EXERCISE REQUIREMENTS —
Pick out every line in the data below that holds "from".

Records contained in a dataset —
* * * * * * * * *

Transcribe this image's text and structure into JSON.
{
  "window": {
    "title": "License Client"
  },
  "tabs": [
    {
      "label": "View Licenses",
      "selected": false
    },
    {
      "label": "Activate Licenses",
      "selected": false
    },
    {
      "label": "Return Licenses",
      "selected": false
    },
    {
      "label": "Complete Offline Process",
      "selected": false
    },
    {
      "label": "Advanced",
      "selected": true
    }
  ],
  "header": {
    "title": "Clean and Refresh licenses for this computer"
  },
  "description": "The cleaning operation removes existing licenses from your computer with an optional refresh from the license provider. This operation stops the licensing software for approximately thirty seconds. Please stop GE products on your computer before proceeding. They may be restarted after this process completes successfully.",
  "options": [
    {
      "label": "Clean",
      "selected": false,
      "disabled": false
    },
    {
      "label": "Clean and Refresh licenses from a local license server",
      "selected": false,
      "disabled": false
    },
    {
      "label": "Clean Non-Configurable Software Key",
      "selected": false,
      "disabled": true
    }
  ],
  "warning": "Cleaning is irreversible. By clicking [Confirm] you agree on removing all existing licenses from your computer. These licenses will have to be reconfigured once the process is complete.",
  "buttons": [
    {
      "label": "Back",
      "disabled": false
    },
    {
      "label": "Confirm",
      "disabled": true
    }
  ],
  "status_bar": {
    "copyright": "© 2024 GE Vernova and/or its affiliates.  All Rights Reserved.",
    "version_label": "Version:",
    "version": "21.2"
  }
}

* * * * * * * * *

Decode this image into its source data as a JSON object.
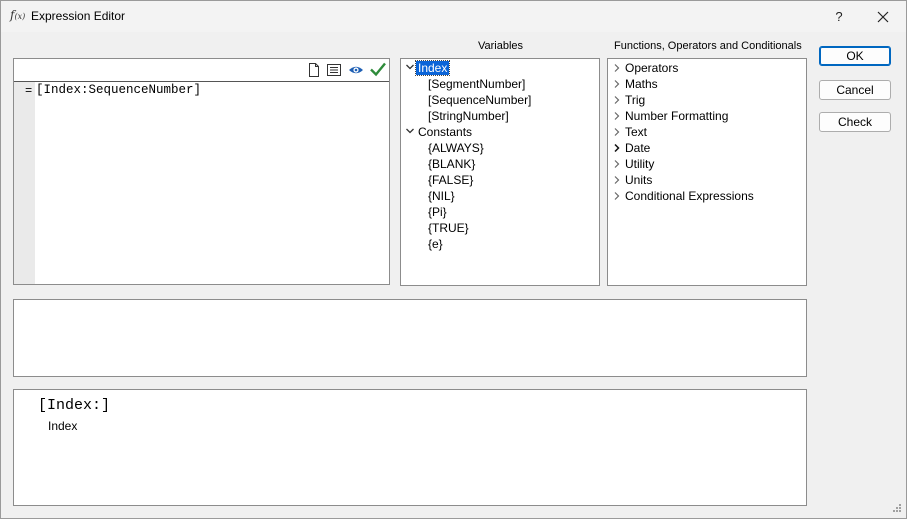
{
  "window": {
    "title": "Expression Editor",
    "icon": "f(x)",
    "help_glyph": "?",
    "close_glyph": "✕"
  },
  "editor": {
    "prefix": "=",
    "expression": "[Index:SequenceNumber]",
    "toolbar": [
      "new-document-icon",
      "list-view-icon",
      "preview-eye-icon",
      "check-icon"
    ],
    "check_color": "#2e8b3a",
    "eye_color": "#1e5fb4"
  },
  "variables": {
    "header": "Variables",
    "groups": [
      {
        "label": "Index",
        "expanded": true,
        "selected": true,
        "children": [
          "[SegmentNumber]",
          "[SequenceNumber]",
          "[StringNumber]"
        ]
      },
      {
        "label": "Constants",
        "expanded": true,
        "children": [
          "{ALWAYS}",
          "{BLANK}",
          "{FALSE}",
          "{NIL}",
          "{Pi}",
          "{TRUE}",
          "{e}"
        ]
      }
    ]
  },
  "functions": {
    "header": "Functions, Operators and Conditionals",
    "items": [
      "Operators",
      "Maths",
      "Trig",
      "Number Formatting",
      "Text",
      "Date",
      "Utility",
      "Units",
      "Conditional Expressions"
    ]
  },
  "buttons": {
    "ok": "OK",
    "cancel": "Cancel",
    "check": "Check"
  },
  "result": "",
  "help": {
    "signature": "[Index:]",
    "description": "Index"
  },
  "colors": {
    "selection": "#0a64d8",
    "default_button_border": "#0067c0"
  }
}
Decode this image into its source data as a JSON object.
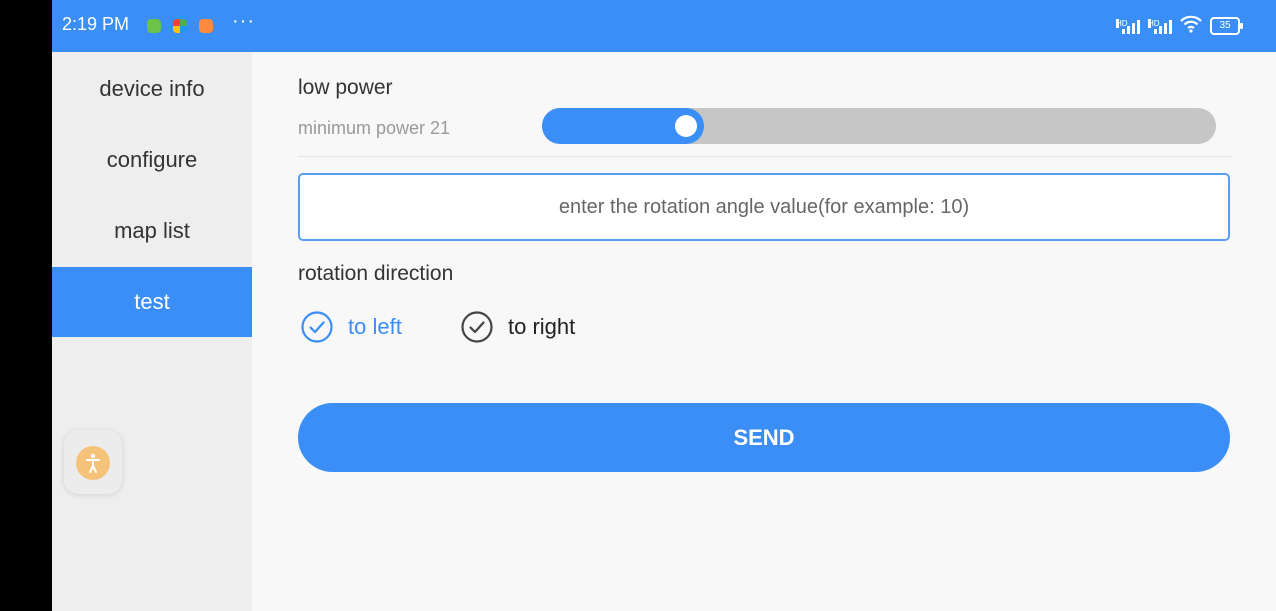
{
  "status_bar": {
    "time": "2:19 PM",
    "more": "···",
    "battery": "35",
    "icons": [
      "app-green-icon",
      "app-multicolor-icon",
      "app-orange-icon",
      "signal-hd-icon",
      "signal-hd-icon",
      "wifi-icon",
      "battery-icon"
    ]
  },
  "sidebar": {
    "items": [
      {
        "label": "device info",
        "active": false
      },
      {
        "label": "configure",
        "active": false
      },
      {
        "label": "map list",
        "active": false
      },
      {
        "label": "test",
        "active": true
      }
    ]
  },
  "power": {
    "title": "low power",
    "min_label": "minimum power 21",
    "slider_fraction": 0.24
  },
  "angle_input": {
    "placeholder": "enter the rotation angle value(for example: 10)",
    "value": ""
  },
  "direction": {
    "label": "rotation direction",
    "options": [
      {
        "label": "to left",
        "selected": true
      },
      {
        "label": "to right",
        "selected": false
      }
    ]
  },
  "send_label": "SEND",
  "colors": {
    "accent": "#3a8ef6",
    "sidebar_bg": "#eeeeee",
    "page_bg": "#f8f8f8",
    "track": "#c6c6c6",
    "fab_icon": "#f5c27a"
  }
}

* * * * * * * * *

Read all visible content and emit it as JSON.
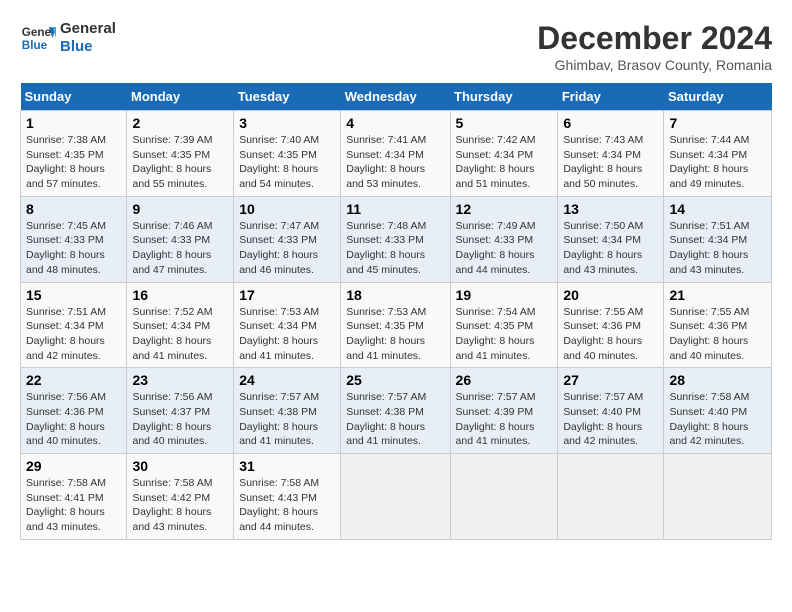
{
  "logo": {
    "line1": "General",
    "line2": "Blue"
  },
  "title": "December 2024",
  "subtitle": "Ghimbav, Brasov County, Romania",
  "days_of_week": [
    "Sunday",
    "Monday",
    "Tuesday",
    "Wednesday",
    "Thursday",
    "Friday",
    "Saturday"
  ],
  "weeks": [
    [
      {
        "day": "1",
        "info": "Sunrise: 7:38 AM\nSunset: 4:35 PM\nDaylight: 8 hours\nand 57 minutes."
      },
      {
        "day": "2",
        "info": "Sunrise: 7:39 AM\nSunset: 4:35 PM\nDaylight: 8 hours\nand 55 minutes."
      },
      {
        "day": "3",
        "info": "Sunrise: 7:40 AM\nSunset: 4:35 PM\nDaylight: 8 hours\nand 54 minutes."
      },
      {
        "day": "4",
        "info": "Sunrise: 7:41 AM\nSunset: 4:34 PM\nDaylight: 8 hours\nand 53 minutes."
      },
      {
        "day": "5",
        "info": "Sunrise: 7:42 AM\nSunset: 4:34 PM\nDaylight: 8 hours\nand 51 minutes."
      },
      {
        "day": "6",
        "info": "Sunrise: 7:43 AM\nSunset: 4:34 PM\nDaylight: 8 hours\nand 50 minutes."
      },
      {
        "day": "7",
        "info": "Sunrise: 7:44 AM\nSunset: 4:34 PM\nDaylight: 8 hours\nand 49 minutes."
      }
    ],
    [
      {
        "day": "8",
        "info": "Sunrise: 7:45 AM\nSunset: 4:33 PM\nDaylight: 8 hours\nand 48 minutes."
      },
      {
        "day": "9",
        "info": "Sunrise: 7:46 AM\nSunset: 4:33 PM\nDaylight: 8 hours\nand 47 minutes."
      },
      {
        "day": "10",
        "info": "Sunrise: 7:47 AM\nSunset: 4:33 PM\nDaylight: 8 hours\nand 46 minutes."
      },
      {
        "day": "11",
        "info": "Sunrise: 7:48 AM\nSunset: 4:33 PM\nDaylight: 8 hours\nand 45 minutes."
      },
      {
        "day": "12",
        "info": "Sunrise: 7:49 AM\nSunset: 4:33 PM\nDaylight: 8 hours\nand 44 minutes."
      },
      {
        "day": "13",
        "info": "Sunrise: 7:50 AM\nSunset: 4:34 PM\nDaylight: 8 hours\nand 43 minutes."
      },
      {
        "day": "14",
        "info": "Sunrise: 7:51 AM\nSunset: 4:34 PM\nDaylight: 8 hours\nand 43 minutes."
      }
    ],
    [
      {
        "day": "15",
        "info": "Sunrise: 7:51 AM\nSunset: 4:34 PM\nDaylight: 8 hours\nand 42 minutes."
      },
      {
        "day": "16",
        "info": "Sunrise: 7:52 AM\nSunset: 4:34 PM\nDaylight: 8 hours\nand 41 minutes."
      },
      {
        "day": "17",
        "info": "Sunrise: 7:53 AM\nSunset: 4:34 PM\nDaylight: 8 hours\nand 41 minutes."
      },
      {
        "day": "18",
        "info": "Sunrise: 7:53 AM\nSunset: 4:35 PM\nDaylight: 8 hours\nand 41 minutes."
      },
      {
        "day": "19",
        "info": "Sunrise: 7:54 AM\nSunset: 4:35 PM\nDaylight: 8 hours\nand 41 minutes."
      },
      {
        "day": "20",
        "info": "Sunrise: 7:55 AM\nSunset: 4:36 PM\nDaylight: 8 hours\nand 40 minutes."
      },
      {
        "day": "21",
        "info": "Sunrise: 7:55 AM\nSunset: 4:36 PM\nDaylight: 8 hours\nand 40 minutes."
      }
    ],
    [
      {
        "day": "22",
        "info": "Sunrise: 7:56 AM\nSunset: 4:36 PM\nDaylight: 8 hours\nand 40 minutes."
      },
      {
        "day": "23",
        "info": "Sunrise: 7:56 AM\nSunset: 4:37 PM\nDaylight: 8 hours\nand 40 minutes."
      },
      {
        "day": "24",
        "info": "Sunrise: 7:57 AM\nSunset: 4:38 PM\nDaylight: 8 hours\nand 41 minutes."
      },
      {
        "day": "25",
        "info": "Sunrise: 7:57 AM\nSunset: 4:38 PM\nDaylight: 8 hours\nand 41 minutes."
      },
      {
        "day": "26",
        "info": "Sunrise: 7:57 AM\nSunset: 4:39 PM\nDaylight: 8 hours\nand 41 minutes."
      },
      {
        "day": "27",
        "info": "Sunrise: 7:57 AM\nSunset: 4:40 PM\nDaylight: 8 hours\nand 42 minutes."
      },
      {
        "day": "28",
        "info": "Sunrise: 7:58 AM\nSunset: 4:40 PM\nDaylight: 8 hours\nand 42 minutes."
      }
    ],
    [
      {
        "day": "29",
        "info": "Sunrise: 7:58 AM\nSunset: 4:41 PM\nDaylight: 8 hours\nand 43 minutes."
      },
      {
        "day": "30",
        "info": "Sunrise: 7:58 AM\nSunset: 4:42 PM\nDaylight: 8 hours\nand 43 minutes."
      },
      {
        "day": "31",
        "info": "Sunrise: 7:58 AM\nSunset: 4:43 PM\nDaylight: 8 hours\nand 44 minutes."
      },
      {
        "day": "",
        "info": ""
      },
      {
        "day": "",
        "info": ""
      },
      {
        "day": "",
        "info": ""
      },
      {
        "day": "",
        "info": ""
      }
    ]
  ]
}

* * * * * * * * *

RESULT —
  "description": "The cleaning operation removes existing licenses from your computer with an optional refresh from the license provider. This operation stops the licensing software for approximately thirty seconds. Please stop GE products on your computer before proceeding. They may be restarted after this process completes successfully.",
      "label": "Clean and Refresh licenses from a local license server",
  "warning": "Cleaning is irreversible. By clicking [Confirm] you agree on removing all existing licenses from your computer. These licenses will have to be reconfigured once the process is complete.",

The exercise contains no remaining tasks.